**DATA SUPPLIED:**
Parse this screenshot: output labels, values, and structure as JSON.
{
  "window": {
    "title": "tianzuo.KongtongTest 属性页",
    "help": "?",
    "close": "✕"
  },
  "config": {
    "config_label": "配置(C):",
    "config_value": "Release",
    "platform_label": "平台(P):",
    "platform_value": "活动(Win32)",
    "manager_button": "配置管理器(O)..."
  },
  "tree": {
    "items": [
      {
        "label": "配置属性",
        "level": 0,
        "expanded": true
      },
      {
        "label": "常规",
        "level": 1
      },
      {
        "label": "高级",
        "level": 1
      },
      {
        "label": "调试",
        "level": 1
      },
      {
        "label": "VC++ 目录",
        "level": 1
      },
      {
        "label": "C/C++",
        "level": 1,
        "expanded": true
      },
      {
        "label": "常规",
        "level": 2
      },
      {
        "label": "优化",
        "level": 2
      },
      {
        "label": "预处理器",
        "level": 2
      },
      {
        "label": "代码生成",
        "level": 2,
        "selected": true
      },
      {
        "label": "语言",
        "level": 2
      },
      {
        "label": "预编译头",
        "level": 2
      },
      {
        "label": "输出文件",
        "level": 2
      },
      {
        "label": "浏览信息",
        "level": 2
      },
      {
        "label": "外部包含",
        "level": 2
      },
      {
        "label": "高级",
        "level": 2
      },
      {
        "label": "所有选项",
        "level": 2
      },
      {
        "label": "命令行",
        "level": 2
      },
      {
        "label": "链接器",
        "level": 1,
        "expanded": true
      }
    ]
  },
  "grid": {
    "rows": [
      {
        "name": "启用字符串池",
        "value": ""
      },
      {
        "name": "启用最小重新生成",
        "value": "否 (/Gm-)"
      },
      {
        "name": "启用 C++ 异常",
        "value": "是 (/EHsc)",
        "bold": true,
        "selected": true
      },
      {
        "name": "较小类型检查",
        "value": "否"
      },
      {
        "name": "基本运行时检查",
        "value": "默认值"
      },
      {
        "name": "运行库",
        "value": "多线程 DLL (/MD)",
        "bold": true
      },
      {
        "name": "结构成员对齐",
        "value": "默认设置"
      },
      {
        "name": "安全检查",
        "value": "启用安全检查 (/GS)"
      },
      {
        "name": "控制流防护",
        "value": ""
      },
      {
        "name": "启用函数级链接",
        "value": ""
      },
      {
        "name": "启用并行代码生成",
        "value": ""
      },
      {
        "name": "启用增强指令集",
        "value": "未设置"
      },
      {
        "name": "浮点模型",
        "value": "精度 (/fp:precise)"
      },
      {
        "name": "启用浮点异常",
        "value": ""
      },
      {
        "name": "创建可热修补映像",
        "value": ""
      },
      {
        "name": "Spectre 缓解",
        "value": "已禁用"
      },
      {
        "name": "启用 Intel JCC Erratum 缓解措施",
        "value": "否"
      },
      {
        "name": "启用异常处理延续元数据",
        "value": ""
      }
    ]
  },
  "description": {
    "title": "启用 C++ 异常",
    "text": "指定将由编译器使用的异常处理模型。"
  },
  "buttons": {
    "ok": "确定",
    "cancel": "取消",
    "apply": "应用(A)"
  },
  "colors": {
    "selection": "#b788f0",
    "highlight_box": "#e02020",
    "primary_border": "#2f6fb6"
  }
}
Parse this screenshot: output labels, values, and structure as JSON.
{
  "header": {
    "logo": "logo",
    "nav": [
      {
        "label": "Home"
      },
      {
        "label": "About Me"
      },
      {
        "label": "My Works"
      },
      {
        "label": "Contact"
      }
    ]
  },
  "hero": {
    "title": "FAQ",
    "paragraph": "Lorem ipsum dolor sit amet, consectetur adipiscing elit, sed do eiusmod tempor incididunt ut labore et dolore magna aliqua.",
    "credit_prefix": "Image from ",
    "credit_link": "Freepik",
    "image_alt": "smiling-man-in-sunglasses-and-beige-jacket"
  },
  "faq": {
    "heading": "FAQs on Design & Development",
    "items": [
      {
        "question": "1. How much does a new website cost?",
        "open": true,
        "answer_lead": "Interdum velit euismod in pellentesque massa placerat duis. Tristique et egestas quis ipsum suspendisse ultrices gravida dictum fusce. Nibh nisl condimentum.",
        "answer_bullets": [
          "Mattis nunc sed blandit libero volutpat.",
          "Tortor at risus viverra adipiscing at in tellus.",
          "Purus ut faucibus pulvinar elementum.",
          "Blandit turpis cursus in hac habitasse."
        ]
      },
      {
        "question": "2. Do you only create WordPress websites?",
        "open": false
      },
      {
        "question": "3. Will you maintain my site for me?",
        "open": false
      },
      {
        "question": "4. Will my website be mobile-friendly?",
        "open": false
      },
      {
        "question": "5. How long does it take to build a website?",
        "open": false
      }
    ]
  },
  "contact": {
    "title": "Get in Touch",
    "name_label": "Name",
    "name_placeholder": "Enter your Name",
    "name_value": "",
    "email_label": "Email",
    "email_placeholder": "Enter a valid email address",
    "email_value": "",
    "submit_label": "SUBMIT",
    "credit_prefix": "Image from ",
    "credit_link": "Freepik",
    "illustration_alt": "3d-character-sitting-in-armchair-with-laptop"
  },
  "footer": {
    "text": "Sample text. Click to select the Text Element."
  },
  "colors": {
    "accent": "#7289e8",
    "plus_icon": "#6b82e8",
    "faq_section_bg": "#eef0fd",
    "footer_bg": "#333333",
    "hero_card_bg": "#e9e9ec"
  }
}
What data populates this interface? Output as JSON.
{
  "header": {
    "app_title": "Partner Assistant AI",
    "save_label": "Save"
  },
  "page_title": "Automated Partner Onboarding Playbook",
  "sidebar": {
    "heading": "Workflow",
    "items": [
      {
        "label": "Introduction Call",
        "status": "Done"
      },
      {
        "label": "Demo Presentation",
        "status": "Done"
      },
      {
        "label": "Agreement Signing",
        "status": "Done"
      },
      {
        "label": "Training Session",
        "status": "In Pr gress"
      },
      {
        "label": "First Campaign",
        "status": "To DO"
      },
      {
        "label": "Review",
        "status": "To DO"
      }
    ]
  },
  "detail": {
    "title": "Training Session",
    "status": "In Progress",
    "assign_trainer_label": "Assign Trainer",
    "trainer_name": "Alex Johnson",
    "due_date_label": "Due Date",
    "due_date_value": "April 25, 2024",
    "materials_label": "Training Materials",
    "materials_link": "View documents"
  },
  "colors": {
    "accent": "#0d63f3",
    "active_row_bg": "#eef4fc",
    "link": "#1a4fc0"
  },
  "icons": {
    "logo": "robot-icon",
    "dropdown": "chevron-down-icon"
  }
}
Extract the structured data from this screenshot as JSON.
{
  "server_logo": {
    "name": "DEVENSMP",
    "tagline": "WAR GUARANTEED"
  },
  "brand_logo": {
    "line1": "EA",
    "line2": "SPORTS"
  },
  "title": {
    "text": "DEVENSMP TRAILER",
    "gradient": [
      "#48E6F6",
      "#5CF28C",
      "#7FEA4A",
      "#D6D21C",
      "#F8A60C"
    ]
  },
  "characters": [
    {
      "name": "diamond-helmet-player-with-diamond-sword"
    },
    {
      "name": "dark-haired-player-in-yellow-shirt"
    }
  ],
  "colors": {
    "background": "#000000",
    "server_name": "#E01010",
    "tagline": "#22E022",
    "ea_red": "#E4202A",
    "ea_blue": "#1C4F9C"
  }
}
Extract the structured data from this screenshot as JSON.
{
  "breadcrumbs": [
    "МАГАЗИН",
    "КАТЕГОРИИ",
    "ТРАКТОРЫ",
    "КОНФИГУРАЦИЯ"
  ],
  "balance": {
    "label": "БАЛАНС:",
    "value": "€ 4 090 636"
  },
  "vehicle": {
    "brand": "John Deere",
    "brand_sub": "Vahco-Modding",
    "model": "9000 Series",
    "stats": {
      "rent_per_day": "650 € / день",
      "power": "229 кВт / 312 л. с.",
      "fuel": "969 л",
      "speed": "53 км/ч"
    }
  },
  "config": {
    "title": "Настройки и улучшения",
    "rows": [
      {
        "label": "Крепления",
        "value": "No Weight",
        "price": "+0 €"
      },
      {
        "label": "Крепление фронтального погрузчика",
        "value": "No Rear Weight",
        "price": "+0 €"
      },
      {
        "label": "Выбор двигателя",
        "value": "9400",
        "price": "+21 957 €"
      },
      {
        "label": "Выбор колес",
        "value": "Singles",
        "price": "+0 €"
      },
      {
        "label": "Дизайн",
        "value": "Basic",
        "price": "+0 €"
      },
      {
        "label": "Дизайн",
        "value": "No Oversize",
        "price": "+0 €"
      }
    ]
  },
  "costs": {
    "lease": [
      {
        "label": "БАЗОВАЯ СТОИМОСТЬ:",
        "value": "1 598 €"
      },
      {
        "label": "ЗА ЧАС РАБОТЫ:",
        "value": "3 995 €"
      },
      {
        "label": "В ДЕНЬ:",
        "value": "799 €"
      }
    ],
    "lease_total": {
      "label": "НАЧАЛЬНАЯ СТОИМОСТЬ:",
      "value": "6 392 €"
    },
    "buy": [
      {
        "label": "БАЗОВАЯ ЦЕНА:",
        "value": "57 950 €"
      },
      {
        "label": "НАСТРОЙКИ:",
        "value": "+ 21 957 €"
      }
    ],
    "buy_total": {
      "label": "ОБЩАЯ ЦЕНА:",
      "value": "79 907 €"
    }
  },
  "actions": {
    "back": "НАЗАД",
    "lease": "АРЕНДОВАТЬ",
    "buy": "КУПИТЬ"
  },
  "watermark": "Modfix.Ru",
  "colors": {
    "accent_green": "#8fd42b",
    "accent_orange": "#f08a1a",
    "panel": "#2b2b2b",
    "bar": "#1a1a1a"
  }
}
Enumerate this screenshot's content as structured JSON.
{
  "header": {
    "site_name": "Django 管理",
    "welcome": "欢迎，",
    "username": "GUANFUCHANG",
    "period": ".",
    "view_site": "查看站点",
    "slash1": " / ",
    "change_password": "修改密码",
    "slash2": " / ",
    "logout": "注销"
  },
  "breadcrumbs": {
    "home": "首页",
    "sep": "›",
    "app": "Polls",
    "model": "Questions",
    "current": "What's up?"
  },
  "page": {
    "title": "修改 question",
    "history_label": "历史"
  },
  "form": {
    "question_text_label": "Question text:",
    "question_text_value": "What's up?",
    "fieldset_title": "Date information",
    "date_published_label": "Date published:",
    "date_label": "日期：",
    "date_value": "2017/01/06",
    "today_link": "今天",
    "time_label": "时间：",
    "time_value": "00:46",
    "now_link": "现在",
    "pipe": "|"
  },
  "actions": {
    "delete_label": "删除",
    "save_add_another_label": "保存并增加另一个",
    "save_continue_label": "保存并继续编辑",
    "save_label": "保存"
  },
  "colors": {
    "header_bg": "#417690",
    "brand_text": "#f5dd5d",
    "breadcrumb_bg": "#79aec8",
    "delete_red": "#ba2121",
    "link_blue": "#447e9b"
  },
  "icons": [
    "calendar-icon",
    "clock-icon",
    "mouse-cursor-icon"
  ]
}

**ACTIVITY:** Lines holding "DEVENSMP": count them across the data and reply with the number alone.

**ANSWER AREA:** 2